Unfortunately, current federal law requires criminal background checks only for guns sold through licensed firearm dealers, which account for just 60% of all gun sales in the United States. A loophole in the law allows individuals not “engaged in the business” of selling firearms to sell guns without a license—and without processing any paperwork. That means that two out of every five guns sold in the United States change hands without a background check.
Though commonly referred to as the “Gun Show Loophole,” the “private sales” described above include guns sold at gun shows, through classified newspaper ads, the Internet, and between individuals virtually anywhere.
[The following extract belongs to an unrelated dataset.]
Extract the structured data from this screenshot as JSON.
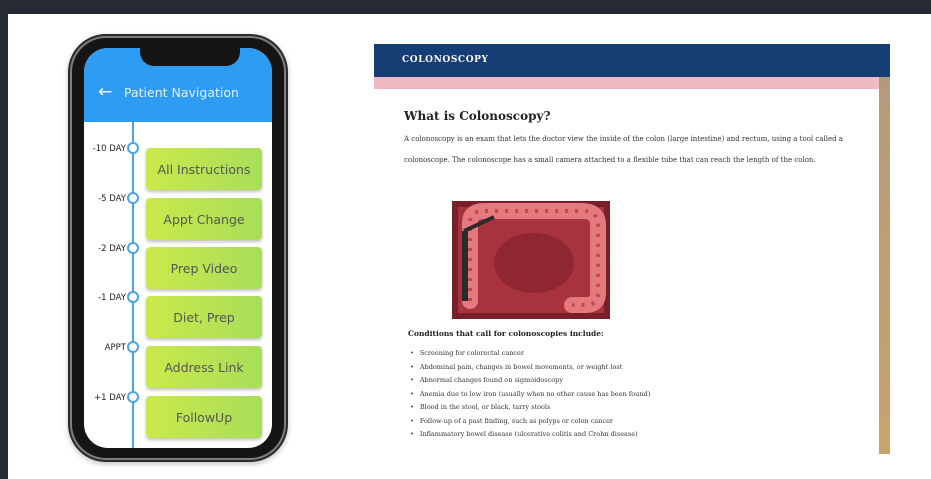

Unfortunately, only six states (CA, CO, IL, NY, OR, RI) require universal background checks on all firearm sales at gun shows. Three more states (CT, MD, PA) require background checks on all handgun sales made at gun shows. Seven other states (HI, IA, MA, MI, NJ, NC, NE) require purchasers to obtain a permit and undergo a background check before buying a handgun. Florida allows its counties to regulate gun shows by requiring background checks on all firearms purchases at these events. 33 states have taken no action whatsoever to close the Gun Show Loophole.
From 1994 until 2004, there was a ban on certain assault weapons -- a regulation that Congress didn't continue to push. Since then, there have been renewed calls from anti-violence groups to re-instate the ban. Now, the Democrats, led by Obama, appear to be officially jumping on board with this suggestion.
Should assault weapons be banned once more? Take the poll, below:
- Where Does Romney Stand on Guns? It‘s ’Complicated’ (With Flashback Video)
- Should Worshippers Be Able to Bring Guns to Church?
- This Is Where Catholics, Protestants & the Religious Stand on Gun Control (You Might Be Surprised!)
- Georgia Court Considers Lifting Ban on Guns in Places of Worship